MURSITPINAR, Turkey: Kurdish forces in the Syrian town of Kobane repulsed a new attempt by Islamic State (IS) fighters to cut off the border with Turkey on Saturday (Sunday in Manila) as troops battled the jihadists in neighboring Iraq.
It came as the US military said it had unleashed 25 more air strikes in Syria and Iraq since Friday, hitting IS jihadists and oil infrastructure they control.
But while Washington said it saw “encouraging” signs, it warned the raids might not prevent the fall of Kobane, and its priority remained the campaign against IS in Iraq.
Despite a wave of coalition air strikes in recent weeks, Iraqi forces are struggling to regain and hold ground from jihadists.
As fighting raged, Iraqi members of parliament finally agreed on the choices of defense and interior ministers to spearhead the pushback, in a moved welcomed as a “very positive step forward” by US Secretary of State John Kerry.
Heavy IS mortar fire hit the Syrian side of the border crossing with Turkey which is the Kurdish fighters’ sole avenue for resupply and the only escape route for remaining civilians, Kurdish official Idris Nassen told Agence France-Presse.
At least three rounds crashed onto Turkey’s side of the border, one of them near a hill where the Turkish army is deployed, an AFP correspondent at the scene said.
The jihadists launched a fierce attack from the east towards the border gate before being pushed back, Nassen said.
IS suffered heavy losses in the fighting and was forced to send in reinforcements, the Syrian Observatory for Human Rights said.
The jihadists lost 21 of their people to air strikes and another 14 in ground fighting on Friday, the Britain-based monitoring group said.
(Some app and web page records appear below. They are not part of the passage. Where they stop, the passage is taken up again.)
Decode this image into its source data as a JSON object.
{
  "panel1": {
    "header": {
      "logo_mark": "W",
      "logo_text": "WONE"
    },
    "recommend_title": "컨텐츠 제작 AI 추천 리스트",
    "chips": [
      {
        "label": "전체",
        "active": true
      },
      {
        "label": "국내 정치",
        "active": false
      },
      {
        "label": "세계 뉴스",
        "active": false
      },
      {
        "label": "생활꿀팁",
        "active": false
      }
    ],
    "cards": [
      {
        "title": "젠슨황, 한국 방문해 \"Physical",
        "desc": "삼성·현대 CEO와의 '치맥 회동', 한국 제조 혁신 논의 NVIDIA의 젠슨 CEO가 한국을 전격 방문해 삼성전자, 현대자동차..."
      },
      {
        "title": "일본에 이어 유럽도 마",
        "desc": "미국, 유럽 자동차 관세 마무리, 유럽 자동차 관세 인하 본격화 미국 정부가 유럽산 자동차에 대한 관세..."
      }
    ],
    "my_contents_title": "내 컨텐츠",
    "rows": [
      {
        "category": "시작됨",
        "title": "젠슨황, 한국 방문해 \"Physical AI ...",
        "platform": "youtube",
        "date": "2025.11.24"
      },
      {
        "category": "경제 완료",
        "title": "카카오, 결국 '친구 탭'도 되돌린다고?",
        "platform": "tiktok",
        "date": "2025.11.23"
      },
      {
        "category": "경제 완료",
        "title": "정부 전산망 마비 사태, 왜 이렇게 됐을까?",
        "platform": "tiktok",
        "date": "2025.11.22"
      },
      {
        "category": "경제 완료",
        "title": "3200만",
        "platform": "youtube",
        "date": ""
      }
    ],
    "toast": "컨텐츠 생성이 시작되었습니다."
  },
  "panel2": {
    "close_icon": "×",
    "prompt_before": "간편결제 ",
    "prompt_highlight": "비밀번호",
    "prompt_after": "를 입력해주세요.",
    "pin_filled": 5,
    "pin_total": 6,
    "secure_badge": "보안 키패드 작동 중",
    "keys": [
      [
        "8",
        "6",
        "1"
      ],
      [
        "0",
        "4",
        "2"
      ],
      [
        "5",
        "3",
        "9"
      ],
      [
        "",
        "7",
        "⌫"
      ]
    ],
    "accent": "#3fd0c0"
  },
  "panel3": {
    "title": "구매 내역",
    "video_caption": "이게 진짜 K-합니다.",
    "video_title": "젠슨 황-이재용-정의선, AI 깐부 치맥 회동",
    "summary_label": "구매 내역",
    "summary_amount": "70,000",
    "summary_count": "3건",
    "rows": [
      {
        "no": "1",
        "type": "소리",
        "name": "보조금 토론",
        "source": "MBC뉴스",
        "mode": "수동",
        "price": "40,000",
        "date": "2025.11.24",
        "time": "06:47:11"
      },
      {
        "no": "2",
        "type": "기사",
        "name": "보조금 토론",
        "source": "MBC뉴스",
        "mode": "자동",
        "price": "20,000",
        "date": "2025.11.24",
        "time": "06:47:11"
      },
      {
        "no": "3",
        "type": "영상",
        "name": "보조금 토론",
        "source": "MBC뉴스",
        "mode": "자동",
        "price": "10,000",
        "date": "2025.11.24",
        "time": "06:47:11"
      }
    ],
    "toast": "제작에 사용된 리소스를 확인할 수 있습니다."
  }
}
The Kurds lost three of their fighters.
United Nations Syria envoy Staffan de Mistura warned earlier this month that about 12,000 civilians remained in and around Kobane and risked “massacre” if the jihadists cut off the border.
Overnight coalition air strikes on IS targets elsewhere in Syria killed 10 civilians, the said the Observatory, which has a wide network of sources inside the country.